New York

Aimee Rankin

In 1942, one could view Marcel Duchamp’s Boîte-en-valise at Peggy Guggenheim’s Art of This Century gallery by turning a wheel and looking through a peephole. That same year, Duchamp rendered this “pervert’s-eye-view” by collaging a circular detail of a Paul Delvaux painting into an exhibition catalogue; the detail features a woman’s breasts reflected in a mirror. By the time he revealed his Etant Donnés, the peep show piece par excellence, Duchamp had committed yet another artistic atrocity: the privatization of visual experience in a public space. The viewer’s unshared peep into one of Aimee Rankin’s boxed assemblages creates an object/viewer intimacy that recalls these pieces by Duchamp, as well as one’s relationship with one’s own television set. Rankin’s continuing interest in the peep show has already produced the Theater of Love boxes, the “Ecstacy” series and now the Atrocities series. Her work has acquired an increasingly mechanistic sophistication, similar to Ashley Bickerton’s recent leap into flawless technological precision.

The exteriors of Rankin’s pieces have evolved from mute monochromatic boxes to cubes covered in a variety of decorative linoleum patterns. The peepholes, no longer simple circles, are now suggestive of the contents of the box. The Flesh, 1988, is viewed through a suggestively vaginal orifice; inside one finds a grotesque spectacle of organs and limbs, pulsating to the music of Psychic TV. Sound emanates from the boxes (previous work required the use of headphones), making the once-private experience more public, or at least slightly less furtive.

Rankin presents spectacles of satanic imagery that have already been culled from the folklore of the American music industry and reified in the forms of Alice Cooper and Meatloaf.
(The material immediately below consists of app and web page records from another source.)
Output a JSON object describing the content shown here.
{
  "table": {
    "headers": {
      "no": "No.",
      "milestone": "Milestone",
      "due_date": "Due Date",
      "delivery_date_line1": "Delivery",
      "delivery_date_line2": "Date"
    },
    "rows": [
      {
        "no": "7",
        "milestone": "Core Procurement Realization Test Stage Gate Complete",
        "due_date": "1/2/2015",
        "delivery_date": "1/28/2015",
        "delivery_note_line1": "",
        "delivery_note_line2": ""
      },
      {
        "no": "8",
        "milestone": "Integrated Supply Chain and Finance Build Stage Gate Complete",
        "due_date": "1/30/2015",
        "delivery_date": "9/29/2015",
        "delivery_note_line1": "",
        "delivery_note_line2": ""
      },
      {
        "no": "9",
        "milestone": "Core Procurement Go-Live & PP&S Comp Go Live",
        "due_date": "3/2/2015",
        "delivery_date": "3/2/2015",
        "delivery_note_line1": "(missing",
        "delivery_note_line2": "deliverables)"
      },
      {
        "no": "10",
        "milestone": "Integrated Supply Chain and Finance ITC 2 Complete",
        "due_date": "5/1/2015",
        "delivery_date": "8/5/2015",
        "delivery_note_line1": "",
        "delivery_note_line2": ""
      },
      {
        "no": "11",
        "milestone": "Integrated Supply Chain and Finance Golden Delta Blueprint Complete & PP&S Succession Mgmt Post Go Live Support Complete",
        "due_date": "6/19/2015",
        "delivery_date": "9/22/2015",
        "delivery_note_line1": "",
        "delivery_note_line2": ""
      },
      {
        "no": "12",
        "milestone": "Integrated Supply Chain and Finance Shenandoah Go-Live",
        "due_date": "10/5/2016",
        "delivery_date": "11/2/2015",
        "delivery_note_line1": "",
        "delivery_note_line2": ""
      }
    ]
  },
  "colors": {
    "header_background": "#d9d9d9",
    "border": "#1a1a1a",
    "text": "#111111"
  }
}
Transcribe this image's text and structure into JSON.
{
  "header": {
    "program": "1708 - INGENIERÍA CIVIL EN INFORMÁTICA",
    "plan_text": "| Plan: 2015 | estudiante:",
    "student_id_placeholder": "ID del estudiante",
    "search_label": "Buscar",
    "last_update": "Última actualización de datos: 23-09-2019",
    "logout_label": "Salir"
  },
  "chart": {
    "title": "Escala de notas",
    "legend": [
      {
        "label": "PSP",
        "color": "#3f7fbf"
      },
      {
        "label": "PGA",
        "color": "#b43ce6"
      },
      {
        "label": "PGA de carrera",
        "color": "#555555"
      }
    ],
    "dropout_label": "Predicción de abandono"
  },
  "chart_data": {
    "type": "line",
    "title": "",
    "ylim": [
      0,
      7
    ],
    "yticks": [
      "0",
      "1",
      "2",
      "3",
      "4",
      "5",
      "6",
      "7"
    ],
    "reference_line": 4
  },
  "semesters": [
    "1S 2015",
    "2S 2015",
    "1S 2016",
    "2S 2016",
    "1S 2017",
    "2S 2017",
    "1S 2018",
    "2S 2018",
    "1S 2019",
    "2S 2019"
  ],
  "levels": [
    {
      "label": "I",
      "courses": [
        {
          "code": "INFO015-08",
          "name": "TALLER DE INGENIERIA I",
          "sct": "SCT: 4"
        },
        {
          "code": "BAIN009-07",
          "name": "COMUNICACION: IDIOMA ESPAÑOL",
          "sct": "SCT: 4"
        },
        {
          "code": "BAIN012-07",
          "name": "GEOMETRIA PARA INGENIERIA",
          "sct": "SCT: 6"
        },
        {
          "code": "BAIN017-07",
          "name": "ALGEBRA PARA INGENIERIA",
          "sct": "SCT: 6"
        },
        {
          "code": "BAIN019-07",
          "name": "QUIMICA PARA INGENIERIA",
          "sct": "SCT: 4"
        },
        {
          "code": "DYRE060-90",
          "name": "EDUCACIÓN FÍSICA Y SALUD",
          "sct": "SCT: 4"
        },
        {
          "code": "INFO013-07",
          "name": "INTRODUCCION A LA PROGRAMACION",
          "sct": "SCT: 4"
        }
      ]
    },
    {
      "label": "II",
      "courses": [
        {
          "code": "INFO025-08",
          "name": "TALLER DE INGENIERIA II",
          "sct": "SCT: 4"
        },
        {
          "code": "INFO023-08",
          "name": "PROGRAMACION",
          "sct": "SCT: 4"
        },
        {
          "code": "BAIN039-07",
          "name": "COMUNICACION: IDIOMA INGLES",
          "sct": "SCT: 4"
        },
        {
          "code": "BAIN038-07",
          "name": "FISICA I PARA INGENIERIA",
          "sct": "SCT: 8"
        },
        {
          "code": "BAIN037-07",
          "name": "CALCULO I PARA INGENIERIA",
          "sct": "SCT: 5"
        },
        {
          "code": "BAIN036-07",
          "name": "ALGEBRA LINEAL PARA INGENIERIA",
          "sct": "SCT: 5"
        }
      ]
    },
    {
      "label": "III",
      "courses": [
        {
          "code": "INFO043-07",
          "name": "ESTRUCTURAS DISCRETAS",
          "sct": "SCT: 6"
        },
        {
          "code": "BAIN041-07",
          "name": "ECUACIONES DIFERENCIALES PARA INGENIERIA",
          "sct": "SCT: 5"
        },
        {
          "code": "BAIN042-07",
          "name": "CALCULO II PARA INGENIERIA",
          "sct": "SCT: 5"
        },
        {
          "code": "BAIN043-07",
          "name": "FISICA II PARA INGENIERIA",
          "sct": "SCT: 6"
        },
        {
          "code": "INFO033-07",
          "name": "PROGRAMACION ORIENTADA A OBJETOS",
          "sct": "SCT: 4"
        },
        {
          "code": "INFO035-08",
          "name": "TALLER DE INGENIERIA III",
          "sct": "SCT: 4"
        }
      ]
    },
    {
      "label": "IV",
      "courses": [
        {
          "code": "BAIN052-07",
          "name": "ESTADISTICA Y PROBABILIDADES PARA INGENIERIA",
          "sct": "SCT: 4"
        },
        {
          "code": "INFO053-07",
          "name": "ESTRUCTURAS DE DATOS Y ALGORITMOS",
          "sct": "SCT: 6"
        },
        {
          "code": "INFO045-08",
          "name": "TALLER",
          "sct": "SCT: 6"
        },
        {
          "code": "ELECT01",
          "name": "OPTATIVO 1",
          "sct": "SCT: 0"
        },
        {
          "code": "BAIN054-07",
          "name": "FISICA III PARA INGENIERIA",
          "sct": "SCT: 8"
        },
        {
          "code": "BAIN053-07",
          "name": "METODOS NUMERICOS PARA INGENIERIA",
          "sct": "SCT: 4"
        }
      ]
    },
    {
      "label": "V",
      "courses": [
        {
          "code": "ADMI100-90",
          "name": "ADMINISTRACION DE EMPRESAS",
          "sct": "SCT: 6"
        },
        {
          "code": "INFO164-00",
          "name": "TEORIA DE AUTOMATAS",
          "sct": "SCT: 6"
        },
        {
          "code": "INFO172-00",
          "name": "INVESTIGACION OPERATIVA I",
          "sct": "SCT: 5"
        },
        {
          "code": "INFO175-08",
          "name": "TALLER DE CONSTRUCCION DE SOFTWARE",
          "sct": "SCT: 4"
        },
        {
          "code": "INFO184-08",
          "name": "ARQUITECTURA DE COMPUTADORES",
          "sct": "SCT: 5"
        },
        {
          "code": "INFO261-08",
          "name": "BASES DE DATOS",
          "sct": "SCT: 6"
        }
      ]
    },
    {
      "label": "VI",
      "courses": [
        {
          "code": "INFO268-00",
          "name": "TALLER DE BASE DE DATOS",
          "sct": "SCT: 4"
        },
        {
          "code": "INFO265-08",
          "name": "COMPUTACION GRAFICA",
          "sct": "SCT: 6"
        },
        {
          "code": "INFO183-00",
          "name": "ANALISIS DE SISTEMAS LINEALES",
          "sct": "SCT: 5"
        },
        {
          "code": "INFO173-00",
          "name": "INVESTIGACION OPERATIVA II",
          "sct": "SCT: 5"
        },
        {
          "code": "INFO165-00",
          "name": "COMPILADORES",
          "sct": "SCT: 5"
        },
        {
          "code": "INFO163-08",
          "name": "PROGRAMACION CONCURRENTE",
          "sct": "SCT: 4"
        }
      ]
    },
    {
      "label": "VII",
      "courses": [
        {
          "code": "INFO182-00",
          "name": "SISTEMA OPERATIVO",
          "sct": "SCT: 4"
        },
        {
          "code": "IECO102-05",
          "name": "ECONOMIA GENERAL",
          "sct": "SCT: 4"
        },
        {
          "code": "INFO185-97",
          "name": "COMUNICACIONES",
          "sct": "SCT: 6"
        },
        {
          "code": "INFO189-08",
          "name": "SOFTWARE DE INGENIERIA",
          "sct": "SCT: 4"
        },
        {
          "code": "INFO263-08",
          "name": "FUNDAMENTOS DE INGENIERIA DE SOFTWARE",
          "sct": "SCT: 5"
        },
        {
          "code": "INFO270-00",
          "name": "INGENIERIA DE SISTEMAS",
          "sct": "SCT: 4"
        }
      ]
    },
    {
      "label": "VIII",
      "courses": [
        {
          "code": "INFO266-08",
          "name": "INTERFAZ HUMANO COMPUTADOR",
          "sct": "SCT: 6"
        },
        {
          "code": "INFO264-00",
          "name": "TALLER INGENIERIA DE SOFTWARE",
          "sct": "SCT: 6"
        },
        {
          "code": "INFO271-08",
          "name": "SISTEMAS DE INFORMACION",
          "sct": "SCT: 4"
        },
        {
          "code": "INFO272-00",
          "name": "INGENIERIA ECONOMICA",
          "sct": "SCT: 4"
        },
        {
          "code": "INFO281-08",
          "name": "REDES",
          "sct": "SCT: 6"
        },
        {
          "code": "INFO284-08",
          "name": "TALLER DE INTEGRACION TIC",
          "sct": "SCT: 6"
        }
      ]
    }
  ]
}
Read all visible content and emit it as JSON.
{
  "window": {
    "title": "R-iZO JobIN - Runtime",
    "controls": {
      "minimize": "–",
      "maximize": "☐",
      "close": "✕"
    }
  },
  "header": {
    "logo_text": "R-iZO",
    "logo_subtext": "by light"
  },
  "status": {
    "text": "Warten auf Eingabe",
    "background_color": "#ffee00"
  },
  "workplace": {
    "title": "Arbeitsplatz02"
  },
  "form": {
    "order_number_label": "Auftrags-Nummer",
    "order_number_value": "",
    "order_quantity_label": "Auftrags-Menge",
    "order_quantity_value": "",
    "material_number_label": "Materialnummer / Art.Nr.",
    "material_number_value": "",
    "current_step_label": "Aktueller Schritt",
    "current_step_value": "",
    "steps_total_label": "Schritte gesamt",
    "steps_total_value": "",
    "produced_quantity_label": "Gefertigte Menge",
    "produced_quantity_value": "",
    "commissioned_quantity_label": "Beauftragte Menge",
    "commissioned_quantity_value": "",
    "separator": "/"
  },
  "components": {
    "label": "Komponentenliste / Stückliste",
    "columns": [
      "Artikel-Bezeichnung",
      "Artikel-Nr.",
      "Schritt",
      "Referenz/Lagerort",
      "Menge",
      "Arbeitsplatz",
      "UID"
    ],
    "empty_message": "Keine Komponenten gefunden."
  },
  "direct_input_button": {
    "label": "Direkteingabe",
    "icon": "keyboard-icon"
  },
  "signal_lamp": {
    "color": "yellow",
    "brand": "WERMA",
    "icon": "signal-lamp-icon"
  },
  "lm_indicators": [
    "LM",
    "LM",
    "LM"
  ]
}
Titles such as The Dream, The Flesh, The Tomb and The Secret suggest a desire to represent a broad range of primal fears and mysteries by means of their current standard representations. In The Tomb, a skull is flanked by mummies and illuminated by flickering CAT scans. Moss and digital clocks litter the floor. In these part-Dali, part-rock-’n’-roll dreamscapes, Rankin is manipulating a preformed and popularized image-language of atrocity.

Rankin’s entire project seems a bit overinvested. Her attempt to compress primal and modern fears, animism, seduction, desire, Baudrillard, and Debord into these small boxes makes them burst at the seams. Self-mocking and lewd as her work is, Rankin’s humor is lost in her desire to be perverse. Her whiz-kid techno-fetishism is the most enthralling thing about these boxes. Once a button is pushed, things move, lights flicker, mirrors create illusions of vast spaces (and reflect the peeper peeping), music pours out, and all of the different components dance to it with a precision Cecil B. De Mille might have envied.

Matthew A. Weinstein